Editor's note: Leslie Friesen is the Senior Applications Support Analyst and webmaster for both Polk County, Ore., and Dallas, Ore.
The phenomenal explosion of interactive services offered on government sites raises questions about the value of those services. Is it a wise use of taxpayer money to offer a service simply because it's cool and we've learned how to do it? Of course not.
While most agree e-government's goals are better service delivery and government efficiency, it is difficult to quantify those goals.
In 2003, Oakland County, Mich.'s eGovernment group conducted a rare cost/benefit analysis focused on providing interactive applications via the Web. The study revealed that 1,204,767 documents were downloaded from the county's Web site during 2003. After applying the cost of having a clerk -- $14.28 per hour for a Clerk I position -- take phone calls and subsequently mail documents to requestors, the county estimated it saved $2,373,391 annually by providing the services online.
Time is money, and each document downloaded represents one less trip to the courthouse and one less customer to assist in person.
The study did not, however, factor in the cost of developing and maintaining the Web site.
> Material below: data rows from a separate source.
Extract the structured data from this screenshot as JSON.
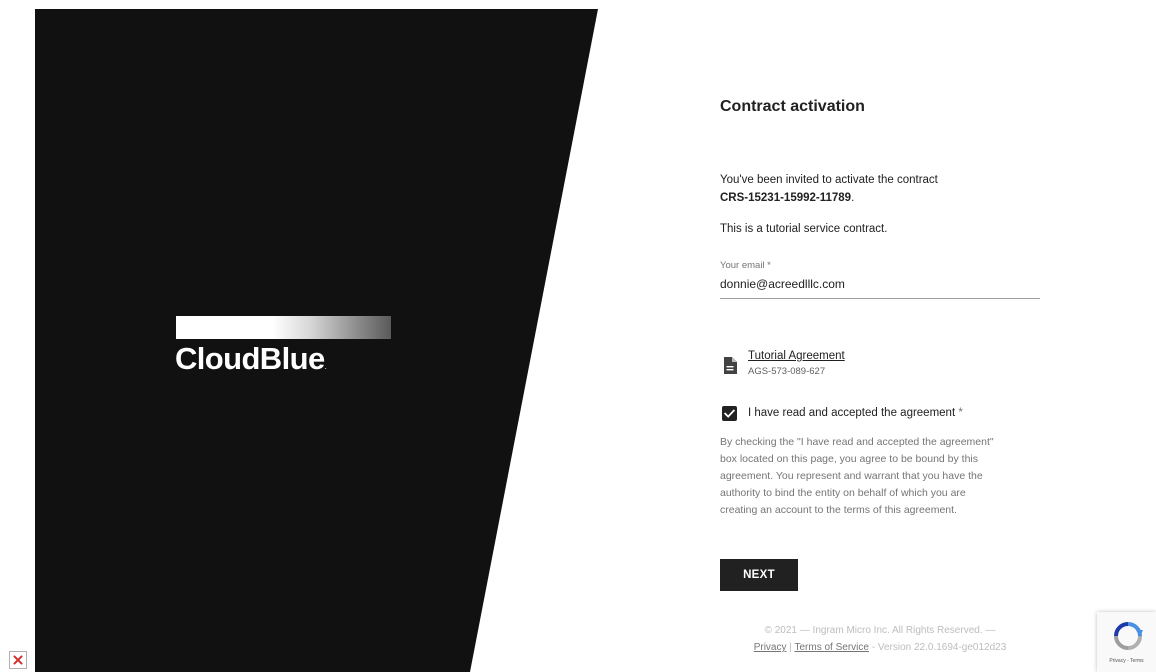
{
  "brand": {
    "logo_text": "CloudBlue",
    "logo_mark": "."
  },
  "form": {
    "title": "Contract activation",
    "invite_text": "You've been invited to activate the contract",
    "contract_id": "CRS-15231-15992-11789",
    "contract_id_suffix": ".",
    "tutorial_text": "This is a tutorial service contract.",
    "email_label": "Your email *",
    "email_value": "donnie@acreedlllc.com",
    "agreement": {
      "icon": "document-icon",
      "title": "Tutorial Agreement",
      "id": "AGS-573-089-627"
    },
    "accept": {
      "checked": true,
      "label": "I have read and accepted the agreement",
      "required_mark": "*"
    },
    "legal_lines": [
      "By checking the \"I have read and accepted the agreement\"",
      "box located on this page, you agree to be bound by this",
      "agreement. You represent and warrant that you have the",
      "authority to bind the entity on behalf of which you are",
      "creating an account to the terms of this agreement."
    ],
    "next_label": "NEXT"
  },
  "footer": {
    "copyright": "© 2021 — Ingram Micro Inc. All Rights Reserved. —",
    "privacy_label": "Privacy",
    "separator": "|",
    "terms_label": "Terms of Service",
    "version_text": "- Version 22.0.1694-ge012d23"
  },
  "recaptcha": {
    "icon": "recaptcha-icon",
    "text": "Privacy - Terms"
  },
  "broken_image": {
    "icon": "broken-image-icon"
  },
  "colors": {
    "hero_background": "#111111",
    "button_background": "#212121",
    "text_primary": "#212121",
    "text_secondary": "#757575"
  }
}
Applications don't write themselves, and servers aren't built without the assistance of IT staff members who expect payment for their efforts. When gauging the success of e-government, the cost of developing these sites must not be overlooked.
Quantifying intangibles, such as the element of convenience, challenges hard-number crunching as well. Can we assign a dollar amount to citizen satisfaction? Customer satisfaction and convenience merit recognition, but how do we merge that abstract value into a cost/benefit study?
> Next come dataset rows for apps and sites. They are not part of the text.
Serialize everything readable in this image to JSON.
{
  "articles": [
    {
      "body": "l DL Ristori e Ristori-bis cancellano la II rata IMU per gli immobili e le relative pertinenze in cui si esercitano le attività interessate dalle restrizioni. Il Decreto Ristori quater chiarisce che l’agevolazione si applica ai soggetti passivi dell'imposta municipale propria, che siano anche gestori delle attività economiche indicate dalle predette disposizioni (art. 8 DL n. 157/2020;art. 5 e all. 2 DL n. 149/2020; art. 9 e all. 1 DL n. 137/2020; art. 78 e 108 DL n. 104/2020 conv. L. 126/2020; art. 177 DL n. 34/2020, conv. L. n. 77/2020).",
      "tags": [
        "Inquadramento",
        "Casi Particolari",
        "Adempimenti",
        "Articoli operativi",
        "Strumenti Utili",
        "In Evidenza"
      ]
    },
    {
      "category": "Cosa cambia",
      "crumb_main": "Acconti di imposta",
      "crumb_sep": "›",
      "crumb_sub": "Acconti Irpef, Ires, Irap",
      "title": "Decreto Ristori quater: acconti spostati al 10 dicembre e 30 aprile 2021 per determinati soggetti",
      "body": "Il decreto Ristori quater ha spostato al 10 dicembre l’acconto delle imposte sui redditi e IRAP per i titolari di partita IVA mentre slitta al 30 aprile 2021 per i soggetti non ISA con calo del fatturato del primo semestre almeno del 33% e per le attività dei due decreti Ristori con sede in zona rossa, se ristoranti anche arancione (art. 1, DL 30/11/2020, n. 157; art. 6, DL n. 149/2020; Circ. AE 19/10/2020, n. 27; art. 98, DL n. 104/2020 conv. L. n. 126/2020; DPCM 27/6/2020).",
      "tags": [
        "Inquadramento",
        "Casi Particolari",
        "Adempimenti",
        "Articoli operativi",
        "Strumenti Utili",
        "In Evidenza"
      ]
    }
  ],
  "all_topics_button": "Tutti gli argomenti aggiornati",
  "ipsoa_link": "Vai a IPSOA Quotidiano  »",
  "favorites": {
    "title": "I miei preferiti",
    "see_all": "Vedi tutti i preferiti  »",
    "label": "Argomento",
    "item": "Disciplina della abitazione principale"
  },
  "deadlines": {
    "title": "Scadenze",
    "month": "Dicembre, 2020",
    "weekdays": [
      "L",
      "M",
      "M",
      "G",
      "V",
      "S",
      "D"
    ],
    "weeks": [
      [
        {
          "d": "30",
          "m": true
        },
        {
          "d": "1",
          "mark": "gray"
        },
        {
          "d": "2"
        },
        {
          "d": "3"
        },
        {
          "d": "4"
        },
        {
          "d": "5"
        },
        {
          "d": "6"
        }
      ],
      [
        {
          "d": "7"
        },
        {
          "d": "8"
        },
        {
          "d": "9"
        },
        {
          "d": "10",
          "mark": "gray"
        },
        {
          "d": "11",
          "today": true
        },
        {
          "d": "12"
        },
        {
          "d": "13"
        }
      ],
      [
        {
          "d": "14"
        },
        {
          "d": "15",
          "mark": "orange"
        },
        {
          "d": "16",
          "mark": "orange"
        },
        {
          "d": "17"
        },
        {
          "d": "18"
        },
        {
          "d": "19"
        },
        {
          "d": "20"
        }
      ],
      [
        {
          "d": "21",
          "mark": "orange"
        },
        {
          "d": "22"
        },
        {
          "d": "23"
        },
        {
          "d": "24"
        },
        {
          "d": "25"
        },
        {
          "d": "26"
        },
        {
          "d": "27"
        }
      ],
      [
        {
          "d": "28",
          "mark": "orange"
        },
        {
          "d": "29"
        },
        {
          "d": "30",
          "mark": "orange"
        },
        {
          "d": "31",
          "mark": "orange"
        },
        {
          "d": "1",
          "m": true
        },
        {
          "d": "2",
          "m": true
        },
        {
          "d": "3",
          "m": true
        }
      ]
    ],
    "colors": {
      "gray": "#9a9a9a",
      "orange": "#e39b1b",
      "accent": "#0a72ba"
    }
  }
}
Doug Finnman, Internet and Document Information Systems Manager for Fort Collins, Colo., said he uses the value on investment (VOI) approach.
Acknowledging the difficulty in measuring a Web site's benefits through increased sales or revenues, as the private sector does, Fort Collins believes it is realizing a strong VOI based on measures such as overall use of the site; citizen self-service/convenient access to e-services; citizen interaction; quality, timeliness and accuracy of services; and increased productivity and resource savings.
Evaluating the Data
Both Oakland County and Fort Collins deserve recognition for taking efforts to perform some type of cost/benefit analysis on their Web sites. The vast majority of local governments rely solely on public feedback and analyzing Web logs to make this determination.
The overall picture occasionally gets fogged over in our eagerness to embrace the advantages of e-government. Evaluating the data can easily become a subjective process.
OpenDemocracy recently published an article by Keith Culver that examined an experiment by Saint John, New Brunswick, to conduct a public consultation on the tough financial choices looming in their budget process. The city expended significant effort and resources soliciting public participation. Online participation included 218 people, and officials agreed the electronic consultation was worth repeating.
Saint John's population is approximately 75,000, so participation of 218 citizens translates into only 0.29 percent of the population. Meeting less than 1 percent of the population's needs hardly qualifies as a success.
Good intentions, certainly, but not good numbers.
Determining Which Services to Offer
Today, states, counties and cities across the country engage in experimental applications and services, some of which will be useful, and others not. Care must be taken to evaluate both the fiscal savings and the human factor in these experiments.
Fort Collins discovered that considerable development time and resources were wasted when an average of only five people joined virtual chat rooms with their officials. Bend, Ore., learned the hard way that online forums could easily violate open meeting laws, according to Patricia Stell, city recorder.
"The ease in which the Internet works